How To Use Grid Column Start / End in Tailwind CSS

Tailwind CSS is a utility-first CSS framework that provides a vast array of classes to build responsive, modern websites with ease. Among its features is a comprehensive grid system that allows for precise control over layout. In this article, we’ll delve into how to use the grid column start and end utilities in Tailwind to manage the placement of elements within a grid container.

Understanding the CSS Grid Layout

Before we jump into Tailwind specifics, it’s important to have a basic understanding of the CSS Grid Layout. The Grid Layout is a two-dimensional layout system for the web that allows developers to create complex designs easily. It works by defining a container element as a grid with columns and rows, then placing its child elements into the grid where you specify.

Enabling Grid Layout in Tailwind

To use the grid system in Tailwind, you first need to define a grid container. This is done by applying the grid class to your container element:

<div class="grid">
  <!-- your grid items here -->

Using Grid Column Start / End in Tailwind

Tailwind provides a set of utilities for controlling where an element starts and ends along the column axis of the grid. These classes are named using the format col-start-{n} and col-end-{n}, where {n} is a number corresponding to the grid line the element should start or end at.

Defining Column Start

To place a grid item at a specific starting point on the column axis, use the col-start-{n} class:

<div class="grid grid-cols-3">
  <div class="col-start-2">
    <!-- This item will start at the second column line -->

Defining Column End

Similarly, to define where a grid item should end on the column axis, use the col-end-{n} class:

<div class="grid grid-cols-3">
  <div class="col-end-3">
    <!-- This item will end at the third column line -->

Spanning Multiple Columns

You can also span grid items across multiple columns by combining col-start-{n} and col-end-{n}:

<div class="grid grid-cols-5">
  <div class="col-start-2 col-end-5">
    <!-- This item will span from the second to the fourth column line -->

Alternatively, Tailwind provides col-span-{n} classes to span an element across a specific number of columns:

<div class="grid grid-cols-5">
  <div class="col-span-3">
    <!-- This item will span across three columns -->

Responsive Design

Tailwind’s grid column utilities can be applied responsively using the {breakpoint}: prefix. This allows you to change the grid layout at different screen sizes:

<div class="grid grid-cols-6">
  <div class="col-start-1 col-end-4 md:col-start-2 md:col-end-6">
    <!-- This item will start and end at different points depending on the screen size -->

Handling Overlapping Elements

When using grid column start and end utilities, you might encounter situations where elements overlap. This happens when multiple items are placed on the same grid lines. You can resolve this by adjusting the start or end positions or by using z-index utilities to control the stacking order.

Best Practices

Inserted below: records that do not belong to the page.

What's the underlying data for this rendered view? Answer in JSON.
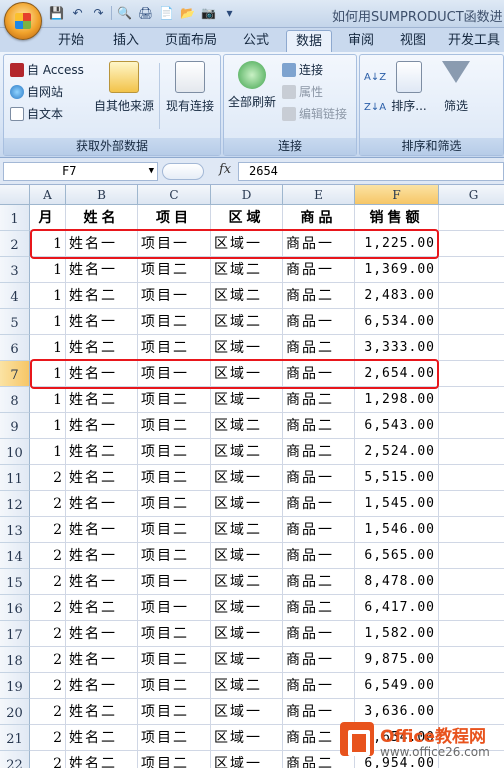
{
  "window": {
    "title": "如何用SUMPRODUCT函数进"
  },
  "tabs": [
    "开始",
    "插入",
    "页面布局",
    "公式",
    "数据",
    "审阅",
    "视图",
    "开发工具"
  ],
  "active_tab": "数据",
  "ribbon": {
    "get_external": {
      "access": "自 Access",
      "web": "自网站",
      "text": "自文本",
      "other": "自其他来源",
      "existing": "现有连接",
      "label": "获取外部数据"
    },
    "connections": {
      "refresh_all": "全部刷新",
      "connections": "连接",
      "properties": "属性",
      "edit_links": "编辑链接",
      "label": "连接"
    },
    "sort_filter": {
      "sort": "排序...",
      "filter": "筛选",
      "label": "排序和筛选"
    }
  },
  "formula_bar": {
    "name_box": "F7",
    "fx": "fx",
    "value": "2654"
  },
  "columns": [
    "A",
    "B",
    "C",
    "D",
    "E",
    "F",
    "G"
  ],
  "header_row": [
    "月",
    "姓名",
    "项目",
    "区域",
    "商品",
    "销售额"
  ],
  "rows": [
    [
      "1",
      "姓名一",
      "项目一",
      "区域一",
      "商品一",
      "1,225.00"
    ],
    [
      "1",
      "姓名一",
      "项目二",
      "区域二",
      "商品一",
      "1,369.00"
    ],
    [
      "1",
      "姓名二",
      "项目一",
      "区域二",
      "商品二",
      "2,483.00"
    ],
    [
      "1",
      "姓名一",
      "项目二",
      "区域二",
      "商品一",
      "6,534.00"
    ],
    [
      "1",
      "姓名二",
      "项目二",
      "区域一",
      "商品二",
      "3,333.00"
    ],
    [
      "1",
      "姓名一",
      "项目一",
      "区域一",
      "商品一",
      "2,654.00"
    ],
    [
      "1",
      "姓名二",
      "项目二",
      "区域一",
      "商品二",
      "1,298.00"
    ],
    [
      "1",
      "姓名一",
      "项目二",
      "区域二",
      "商品二",
      "6,543.00"
    ],
    [
      "1",
      "姓名二",
      "项目二",
      "区域二",
      "商品二",
      "2,524.00"
    ],
    [
      "2",
      "姓名二",
      "项目二",
      "区域一",
      "商品一",
      "5,515.00"
    ],
    [
      "2",
      "姓名一",
      "项目二",
      "区域一",
      "商品一",
      "1,545.00"
    ],
    [
      "2",
      "姓名一",
      "项目二",
      "区域二",
      "商品一",
      "1,546.00"
    ],
    [
      "2",
      "姓名一",
      "项目二",
      "区域一",
      "商品一",
      "6,565.00"
    ],
    [
      "2",
      "姓名一",
      "项目一",
      "区域二",
      "商品二",
      "8,478.00"
    ],
    [
      "2",
      "姓名二",
      "项目一",
      "区域一",
      "商品二",
      "6,417.00"
    ],
    [
      "2",
      "姓名一",
      "项目二",
      "区域一",
      "商品一",
      "1,582.00"
    ],
    [
      "2",
      "姓名一",
      "项目二",
      "区域一",
      "商品一",
      "9,875.00"
    ],
    [
      "2",
      "姓名一",
      "项目二",
      "区域二",
      "商品一",
      "6,549.00"
    ],
    [
      "2",
      "姓名二",
      "项目二",
      "区域一",
      "商品一",
      "3,636.00"
    ],
    [
      "2",
      "姓名二",
      "项目二",
      "区域一",
      "商品二",
      "3,654.00"
    ],
    [
      "2",
      "姓名二",
      "项目二",
      "区域一",
      "商品二",
      "6,954.00"
    ]
  ],
  "selected_cell": "F7",
  "highlighted_rows": [
    2,
    7
  ],
  "watermark": {
    "title": "Office教程网",
    "url": "www.office26.com"
  }
}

  • Plan your grid layout: Before adding any classes, sketch out your grid and decide where elements should start and end.
  • Use the smallest set of responsive utilities: Apply grid column utilities only at the breakpoints where changes are necessary to keep your HTML clean.
  • Combine with other utilities: Use Tailwind’s spacing, sizing, and alignment utilities to fine-tune the layout within grid items.


Tailwind’s grid column start and end utilities offer a powerful way to control the placement of elements within a grid layout. By understanding how these classes work and how to apply them responsively, you can create complex, adaptive designs with ease. For more information on Tailwind’s grid system and other utilities, visit the official Tailwind CSS documentation.

Remember, practice makes perfect. Experiment with different grid configurations and utilities to become proficient in creating responsive layouts with Tailwind CSS.


What do you think?